• _Given entries_
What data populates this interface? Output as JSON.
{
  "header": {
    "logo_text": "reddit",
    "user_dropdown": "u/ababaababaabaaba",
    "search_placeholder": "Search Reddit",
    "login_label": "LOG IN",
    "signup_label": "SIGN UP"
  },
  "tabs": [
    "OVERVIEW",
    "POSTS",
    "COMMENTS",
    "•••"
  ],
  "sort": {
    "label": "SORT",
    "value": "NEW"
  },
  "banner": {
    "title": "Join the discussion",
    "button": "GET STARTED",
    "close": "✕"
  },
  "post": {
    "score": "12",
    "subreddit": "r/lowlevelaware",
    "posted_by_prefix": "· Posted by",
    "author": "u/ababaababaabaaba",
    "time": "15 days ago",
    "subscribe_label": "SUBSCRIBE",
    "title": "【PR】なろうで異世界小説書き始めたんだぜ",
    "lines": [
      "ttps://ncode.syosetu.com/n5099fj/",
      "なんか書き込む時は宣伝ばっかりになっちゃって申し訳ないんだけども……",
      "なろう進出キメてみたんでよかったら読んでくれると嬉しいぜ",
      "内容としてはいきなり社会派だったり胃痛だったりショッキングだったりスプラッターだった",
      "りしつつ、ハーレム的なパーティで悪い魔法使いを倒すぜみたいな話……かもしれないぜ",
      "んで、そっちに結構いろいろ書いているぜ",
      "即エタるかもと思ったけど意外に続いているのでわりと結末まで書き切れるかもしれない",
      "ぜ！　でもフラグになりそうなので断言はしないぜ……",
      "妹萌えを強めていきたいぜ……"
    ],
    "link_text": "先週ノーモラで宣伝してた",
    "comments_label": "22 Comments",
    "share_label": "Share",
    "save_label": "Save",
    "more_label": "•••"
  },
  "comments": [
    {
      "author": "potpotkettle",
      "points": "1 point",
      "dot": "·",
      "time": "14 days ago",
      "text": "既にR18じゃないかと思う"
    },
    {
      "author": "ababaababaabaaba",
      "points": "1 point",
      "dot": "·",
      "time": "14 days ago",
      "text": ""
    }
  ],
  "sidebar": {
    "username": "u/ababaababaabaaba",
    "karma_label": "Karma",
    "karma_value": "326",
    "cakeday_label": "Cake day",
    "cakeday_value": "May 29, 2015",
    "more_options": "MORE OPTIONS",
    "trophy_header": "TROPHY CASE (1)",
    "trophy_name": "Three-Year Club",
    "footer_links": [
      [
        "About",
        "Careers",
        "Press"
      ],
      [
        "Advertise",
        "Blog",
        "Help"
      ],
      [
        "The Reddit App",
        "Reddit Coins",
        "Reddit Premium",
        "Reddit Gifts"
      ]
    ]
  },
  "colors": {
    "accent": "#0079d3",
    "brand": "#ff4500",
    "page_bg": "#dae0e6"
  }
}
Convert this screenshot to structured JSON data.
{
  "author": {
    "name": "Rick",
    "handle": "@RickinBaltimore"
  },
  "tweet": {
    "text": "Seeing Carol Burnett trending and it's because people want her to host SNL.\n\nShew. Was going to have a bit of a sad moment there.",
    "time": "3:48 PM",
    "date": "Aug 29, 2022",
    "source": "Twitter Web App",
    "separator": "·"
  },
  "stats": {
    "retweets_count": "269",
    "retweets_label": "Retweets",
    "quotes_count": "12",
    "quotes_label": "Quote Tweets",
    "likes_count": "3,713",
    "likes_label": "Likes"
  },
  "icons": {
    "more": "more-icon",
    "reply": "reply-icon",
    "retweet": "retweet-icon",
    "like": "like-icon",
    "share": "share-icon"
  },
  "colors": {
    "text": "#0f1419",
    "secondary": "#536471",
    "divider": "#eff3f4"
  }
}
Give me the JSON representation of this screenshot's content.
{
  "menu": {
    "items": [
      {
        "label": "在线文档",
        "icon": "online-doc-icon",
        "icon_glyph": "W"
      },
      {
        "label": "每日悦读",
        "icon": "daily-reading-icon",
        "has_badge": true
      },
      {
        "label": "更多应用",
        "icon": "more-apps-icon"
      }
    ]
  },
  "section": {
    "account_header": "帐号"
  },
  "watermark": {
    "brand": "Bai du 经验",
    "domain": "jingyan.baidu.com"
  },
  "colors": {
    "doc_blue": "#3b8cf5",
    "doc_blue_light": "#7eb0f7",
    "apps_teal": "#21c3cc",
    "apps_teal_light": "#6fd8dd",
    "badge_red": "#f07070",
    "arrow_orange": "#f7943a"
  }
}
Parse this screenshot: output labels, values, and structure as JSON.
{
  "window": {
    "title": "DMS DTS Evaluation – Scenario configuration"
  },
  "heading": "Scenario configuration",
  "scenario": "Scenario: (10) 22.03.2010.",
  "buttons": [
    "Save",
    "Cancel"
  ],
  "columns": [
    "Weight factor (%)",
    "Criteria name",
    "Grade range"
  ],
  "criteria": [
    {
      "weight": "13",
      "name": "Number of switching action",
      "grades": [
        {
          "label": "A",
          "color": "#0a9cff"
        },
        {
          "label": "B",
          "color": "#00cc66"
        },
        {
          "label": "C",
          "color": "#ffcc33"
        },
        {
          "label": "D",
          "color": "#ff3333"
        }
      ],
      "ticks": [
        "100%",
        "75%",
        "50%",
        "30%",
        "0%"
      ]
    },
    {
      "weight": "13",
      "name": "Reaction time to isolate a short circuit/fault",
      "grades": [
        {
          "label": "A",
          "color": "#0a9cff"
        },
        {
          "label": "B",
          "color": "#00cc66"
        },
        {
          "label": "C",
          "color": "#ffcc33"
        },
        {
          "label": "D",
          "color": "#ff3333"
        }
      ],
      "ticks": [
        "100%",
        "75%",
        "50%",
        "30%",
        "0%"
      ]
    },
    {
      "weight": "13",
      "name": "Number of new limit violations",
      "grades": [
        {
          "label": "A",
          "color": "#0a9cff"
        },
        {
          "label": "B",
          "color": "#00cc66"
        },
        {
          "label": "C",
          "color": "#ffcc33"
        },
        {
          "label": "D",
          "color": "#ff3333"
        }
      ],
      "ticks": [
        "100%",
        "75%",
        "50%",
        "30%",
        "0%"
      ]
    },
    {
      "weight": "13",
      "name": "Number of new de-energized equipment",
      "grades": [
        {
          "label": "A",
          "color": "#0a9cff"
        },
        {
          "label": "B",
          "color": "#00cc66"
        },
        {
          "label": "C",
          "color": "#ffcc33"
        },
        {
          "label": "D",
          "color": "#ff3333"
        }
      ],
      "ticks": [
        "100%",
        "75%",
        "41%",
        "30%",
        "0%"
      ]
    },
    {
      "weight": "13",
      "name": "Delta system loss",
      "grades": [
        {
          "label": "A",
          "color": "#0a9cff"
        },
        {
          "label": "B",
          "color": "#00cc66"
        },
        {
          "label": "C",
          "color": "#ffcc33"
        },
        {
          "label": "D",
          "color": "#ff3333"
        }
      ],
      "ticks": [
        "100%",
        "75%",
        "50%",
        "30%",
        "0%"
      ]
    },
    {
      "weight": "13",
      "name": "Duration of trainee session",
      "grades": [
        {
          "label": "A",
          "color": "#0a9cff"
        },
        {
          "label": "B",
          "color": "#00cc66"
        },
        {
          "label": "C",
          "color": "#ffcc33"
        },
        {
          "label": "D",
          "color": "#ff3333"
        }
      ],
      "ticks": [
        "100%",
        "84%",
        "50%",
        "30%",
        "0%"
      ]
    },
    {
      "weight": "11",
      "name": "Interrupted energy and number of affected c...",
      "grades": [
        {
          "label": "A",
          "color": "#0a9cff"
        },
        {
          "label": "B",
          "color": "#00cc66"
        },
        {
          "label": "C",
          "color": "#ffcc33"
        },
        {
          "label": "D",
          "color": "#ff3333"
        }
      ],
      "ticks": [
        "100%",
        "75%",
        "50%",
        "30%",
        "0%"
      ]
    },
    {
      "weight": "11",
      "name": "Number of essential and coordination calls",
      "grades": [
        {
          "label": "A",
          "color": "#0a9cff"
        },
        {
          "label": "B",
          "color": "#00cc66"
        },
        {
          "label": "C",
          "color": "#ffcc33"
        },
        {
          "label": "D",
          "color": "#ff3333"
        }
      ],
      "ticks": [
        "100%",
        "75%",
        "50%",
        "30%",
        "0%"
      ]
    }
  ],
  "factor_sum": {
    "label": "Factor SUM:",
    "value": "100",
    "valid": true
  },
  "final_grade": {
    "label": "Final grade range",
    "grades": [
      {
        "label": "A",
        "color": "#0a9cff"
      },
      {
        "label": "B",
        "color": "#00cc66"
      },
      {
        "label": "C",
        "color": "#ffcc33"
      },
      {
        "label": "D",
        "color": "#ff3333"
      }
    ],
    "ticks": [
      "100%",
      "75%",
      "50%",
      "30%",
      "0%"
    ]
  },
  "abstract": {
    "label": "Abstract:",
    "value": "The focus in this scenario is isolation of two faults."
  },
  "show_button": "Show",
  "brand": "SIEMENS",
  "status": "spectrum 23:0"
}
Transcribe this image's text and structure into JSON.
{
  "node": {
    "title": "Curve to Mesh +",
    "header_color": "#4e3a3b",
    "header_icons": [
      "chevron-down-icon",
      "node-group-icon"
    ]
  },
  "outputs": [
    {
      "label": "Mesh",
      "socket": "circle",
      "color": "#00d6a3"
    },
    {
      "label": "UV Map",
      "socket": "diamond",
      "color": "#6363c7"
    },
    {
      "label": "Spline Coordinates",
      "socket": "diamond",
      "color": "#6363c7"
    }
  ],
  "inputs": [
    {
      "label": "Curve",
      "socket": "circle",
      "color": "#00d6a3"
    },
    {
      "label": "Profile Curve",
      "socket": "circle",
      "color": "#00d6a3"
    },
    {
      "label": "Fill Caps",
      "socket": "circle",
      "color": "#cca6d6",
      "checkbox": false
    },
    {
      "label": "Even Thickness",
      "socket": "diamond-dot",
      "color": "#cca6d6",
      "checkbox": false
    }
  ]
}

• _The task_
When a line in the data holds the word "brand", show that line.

• _Solution to this exercise_
    "brand": "#ff4500",
    "brand": "Bai du 经验",
  "brand": "SIEMENS",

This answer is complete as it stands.